Suppose we have a quantum system of a 2-dimensional Hilbert space $\mathcal{H}$ and a Hamiltonian $\hat H$.

My puzzle: *What is the largest possible global symmetry for the Hilbert space $\mathcal{H}$ and Hamiltonian $\hat H$?*

My attempt: By symmetry of a quantum system, in some sense, we meant to find the quantum symmetry transformation $\hat S$ as an operator in terms of matrx such that
$$
\hat S \hat H \hat S^{-1} =\hat H .
$$

Naively, if we have $\hat H $ is proportional to an identity matrix $\mathbb{I}$ acting on 2-dim state vector in $|v \rangle \in\mathcal{H}$ , we have at most a constraint for

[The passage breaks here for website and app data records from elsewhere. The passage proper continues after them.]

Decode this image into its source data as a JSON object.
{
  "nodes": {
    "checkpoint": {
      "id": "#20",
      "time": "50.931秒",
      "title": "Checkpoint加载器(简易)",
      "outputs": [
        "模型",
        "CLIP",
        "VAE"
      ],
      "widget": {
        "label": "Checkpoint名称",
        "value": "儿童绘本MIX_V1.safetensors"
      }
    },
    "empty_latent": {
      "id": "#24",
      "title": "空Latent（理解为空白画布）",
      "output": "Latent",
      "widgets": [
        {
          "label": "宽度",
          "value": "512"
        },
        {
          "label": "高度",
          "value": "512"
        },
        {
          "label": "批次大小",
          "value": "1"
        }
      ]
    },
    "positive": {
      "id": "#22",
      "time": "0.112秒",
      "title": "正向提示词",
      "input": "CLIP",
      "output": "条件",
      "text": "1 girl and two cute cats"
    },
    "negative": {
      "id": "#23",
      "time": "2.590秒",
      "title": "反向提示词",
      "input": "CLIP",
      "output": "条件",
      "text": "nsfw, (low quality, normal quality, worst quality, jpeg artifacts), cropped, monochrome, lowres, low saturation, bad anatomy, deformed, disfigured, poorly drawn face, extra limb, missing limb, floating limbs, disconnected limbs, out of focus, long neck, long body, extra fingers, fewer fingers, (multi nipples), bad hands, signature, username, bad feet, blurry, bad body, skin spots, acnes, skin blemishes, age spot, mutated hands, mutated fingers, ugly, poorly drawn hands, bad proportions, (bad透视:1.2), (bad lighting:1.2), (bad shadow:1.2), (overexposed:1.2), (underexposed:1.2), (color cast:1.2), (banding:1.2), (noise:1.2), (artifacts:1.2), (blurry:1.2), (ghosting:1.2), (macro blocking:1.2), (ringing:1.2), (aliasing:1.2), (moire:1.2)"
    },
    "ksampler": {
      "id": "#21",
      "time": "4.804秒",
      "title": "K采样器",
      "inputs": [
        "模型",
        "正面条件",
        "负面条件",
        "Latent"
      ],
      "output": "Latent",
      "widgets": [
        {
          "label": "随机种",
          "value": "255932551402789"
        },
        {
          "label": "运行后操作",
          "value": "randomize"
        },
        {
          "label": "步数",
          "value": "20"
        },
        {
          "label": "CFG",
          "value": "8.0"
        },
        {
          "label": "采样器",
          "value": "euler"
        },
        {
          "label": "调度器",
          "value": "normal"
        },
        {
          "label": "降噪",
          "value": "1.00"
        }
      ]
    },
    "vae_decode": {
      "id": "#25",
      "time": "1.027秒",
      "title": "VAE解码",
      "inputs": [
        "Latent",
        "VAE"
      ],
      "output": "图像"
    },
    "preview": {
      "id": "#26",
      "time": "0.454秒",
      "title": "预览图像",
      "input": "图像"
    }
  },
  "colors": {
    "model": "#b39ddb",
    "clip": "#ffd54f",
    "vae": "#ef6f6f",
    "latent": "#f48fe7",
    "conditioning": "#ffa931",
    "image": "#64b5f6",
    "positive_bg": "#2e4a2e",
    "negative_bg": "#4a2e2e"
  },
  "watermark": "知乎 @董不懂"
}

$$
\hat S \hat S^{-1} =\mathbb{I}.
$$
This means that the symmetry forms a invertible matrices with complex entries known as the general linear matrix group
$$

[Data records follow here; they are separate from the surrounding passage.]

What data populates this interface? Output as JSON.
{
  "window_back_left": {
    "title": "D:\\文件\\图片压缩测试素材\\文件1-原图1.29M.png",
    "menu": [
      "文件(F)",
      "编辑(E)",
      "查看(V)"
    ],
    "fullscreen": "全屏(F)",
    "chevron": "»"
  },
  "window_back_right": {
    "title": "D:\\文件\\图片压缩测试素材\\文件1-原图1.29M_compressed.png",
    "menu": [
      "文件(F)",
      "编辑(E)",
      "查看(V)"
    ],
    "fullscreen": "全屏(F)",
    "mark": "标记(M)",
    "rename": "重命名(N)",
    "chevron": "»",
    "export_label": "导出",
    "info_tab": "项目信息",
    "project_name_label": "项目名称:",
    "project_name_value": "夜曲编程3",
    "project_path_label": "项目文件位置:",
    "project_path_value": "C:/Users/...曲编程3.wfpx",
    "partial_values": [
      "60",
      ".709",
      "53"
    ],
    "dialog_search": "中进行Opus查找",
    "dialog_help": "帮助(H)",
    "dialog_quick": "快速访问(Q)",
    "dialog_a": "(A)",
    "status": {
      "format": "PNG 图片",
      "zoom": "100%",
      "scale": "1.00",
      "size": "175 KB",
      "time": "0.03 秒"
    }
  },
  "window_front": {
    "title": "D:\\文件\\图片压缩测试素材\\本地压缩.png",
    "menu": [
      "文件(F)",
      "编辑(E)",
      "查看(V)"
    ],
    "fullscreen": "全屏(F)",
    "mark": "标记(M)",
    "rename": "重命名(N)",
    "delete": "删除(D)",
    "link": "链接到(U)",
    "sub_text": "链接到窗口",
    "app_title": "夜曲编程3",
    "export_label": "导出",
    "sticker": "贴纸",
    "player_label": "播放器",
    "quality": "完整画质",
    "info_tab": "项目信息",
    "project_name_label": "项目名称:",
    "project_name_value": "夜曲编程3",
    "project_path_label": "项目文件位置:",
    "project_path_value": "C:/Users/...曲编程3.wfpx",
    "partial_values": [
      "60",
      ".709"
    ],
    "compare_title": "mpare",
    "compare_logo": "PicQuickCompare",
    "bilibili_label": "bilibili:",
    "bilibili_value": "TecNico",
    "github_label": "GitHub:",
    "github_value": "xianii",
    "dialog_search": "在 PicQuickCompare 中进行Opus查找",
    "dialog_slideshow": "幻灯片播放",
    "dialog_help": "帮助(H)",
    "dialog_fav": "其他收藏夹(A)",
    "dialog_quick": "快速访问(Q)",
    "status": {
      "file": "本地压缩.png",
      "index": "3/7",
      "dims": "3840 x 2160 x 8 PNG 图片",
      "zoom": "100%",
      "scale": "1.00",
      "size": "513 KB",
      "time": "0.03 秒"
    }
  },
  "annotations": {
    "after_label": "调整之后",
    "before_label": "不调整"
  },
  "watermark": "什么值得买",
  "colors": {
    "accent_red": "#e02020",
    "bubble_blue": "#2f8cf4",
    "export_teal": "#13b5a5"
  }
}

GL(2,\mathbb{C}).
$$
However, this does only include the linear symmetry, but not the anti-linear symmetry such as complex conjugation $\hat K$. So again, **What is the largest possible global symmetry for the Hilbert space $\mathcal{H}$ and Hamiltonian $\hat H$?**

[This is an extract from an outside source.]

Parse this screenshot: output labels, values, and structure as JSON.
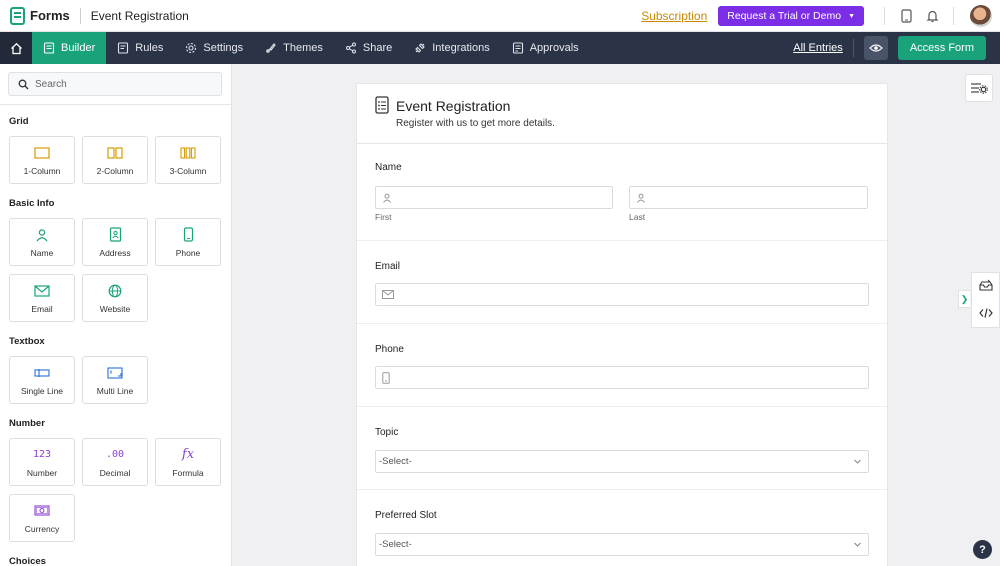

This post imported from StackExchange Physics at 2020-12-04 11:33 (UTC), posted by SE-user annie marie heart